Many of you asked about my approach for my optional subject of sociology. So, I am writing this post.
Most of us are generally familiar with the topics which are part of syllabus (except the thinkers part), so this subject is relatively familiar to every aspirant with this optional. However, due to very this fact, some people become complacent and take many topics taken for granted. You should try to read thoroughly, but should never overlook the core concepts (for example, while studying caste - you should not overlook the very basic definition and perspectives on caste. You should ask yourself - What is caste? How it has changed historically? What is the theoretical framework lying beneath it? Is that framework accepted as it is by various social thinkers? If not, how and why?)
Then, the question comes - What to read? To this question, I would suggest following material -
- New NCERTs on sociology - According to me, new NCERTs are much well designed than the older ones. They also have less factual errors and have a better flow. They also take a lot of examples from the day to day life which can be put in the answers. Try to read them again and again during various phases of your optional preparation. (Old NCERTs were more suitable for the older syllabus and hence may not be as useful, but if you have a hell lot of time, you may read them as well).
- Sociology: (Haralambos and Heald) (the one with reddish cover and not so thick) - For the beginners it is a good book as you get familiar with the core concepts and some landmark studies in the field of sociality. I have never read the thicker one, but read this book (available on flipkart etc, click here). It is a bit outdated in terms of the data it uses as it has not been revised since long. But the case studies it has used are classical ones and are still referred by the social scientists and students alike. Try to match the topics of syllabus and read selectively. Its writing style is extremely lucid and most of the concepts are explained very well.

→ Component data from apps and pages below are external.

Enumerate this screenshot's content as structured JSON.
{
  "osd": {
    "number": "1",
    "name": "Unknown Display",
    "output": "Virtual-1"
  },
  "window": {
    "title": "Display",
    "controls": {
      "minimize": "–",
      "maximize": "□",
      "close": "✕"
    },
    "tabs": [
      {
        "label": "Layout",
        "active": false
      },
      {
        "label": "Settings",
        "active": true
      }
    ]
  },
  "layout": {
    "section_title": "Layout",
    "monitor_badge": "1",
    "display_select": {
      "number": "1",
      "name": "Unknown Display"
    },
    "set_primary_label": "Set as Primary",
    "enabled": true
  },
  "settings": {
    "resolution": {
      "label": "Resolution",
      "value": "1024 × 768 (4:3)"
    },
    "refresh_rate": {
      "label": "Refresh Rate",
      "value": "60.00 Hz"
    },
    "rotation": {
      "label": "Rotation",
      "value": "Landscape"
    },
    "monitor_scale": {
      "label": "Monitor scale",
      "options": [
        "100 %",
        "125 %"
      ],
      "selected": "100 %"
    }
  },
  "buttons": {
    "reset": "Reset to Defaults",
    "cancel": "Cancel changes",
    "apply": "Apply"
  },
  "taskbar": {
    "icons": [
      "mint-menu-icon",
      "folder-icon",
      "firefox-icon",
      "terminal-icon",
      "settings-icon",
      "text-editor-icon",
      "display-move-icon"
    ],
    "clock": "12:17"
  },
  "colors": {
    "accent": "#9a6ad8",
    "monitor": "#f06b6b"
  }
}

- Sociology (Anthony Giddens) - While Haralambos gives you a conceptual framework, Giddens Sociology is more about the contemporary perspectives in sociology. It gives a fresh and novel perspectives through novel examples and illustrations. It helps you in developing a unique sociological perspective.
- Sociology: Themes and Perspectives (Haralambos an Holborn) (Blue Cover) - This is a very useful and comprehensive book for paper 1. But it is about heavier one with more than 1000 pages. However, it is a very updated one and covers almost all aspects of syllabus. Following topics: Basic Theoritical Perspectives, Aging, Research Methods, Stratification and Inequality, Gender, Poverty and Exclusion, Religion, Family, Power and Politics, Education etc are covered very well. If you have patience too read, it is an extremely useful book.
- Sociology Dictionary (Penguin) - Dictionaries are helpful because, they provide the fundamental definitions of the topics of syllabus. They also carry reference to the works of important social thinkers and their works also. This dictionary is relatively simple in its language than the Oxford ones. You should read the dictionary thoroughly from first to last page and note down those terms and topics which are either part of syllabus (directly or indirectly) or have appeared in previous years' exams. Some case studies may also be found here.
- IGNOU Notes (Only graduation level, not post graduation) - They carry more or less the whole syllabus. They are especially useful for the Paper Two as one generally doesn't find the topics anywhere else and that too compiled in one source.
- Other supplementary sources - Apart from these, for specific topics, you may refer to some other books as well. For example, for Mead (you may refer the Sociology book by Ritzer), for Indian thinkers, you may refer a book by B K Nagala and so on.
Finally, as I always say, the exam is not only about reading books, but also about managing what you have read. Try to consolidate what you have read at a single place as it is easier to revise that during exam. Making your own notes also serves as a kind of writing practice and boosts your confidence as well.
From the day one, you should keep in mind that since the subject is about society and its relationship with individuals, so, you should be very keen observer of it. Whether there is some news article (say on marital trends, caste, family, demography, tribes, polity, socio-economic indicators of development and so on), some development in your neighborhood or even a personal observation, you should try to think over these and note down a thing or two. Such illustrations about society and its working will come handy in form of examples while attempting the questions in the mains paper and will definitely fetch you some extra marks.
I am sharing here a few of the topics which are generally not covered adequately in most of the books:
- Thinkers for Paper - 1
- Non-positivist Methods
- Thinkers for Paper - 2
- Dumont and Beteille's Perspective on Caste
If you have any suggestions or queries regarding sociology optional, please comment beneath this post.
Best of luck!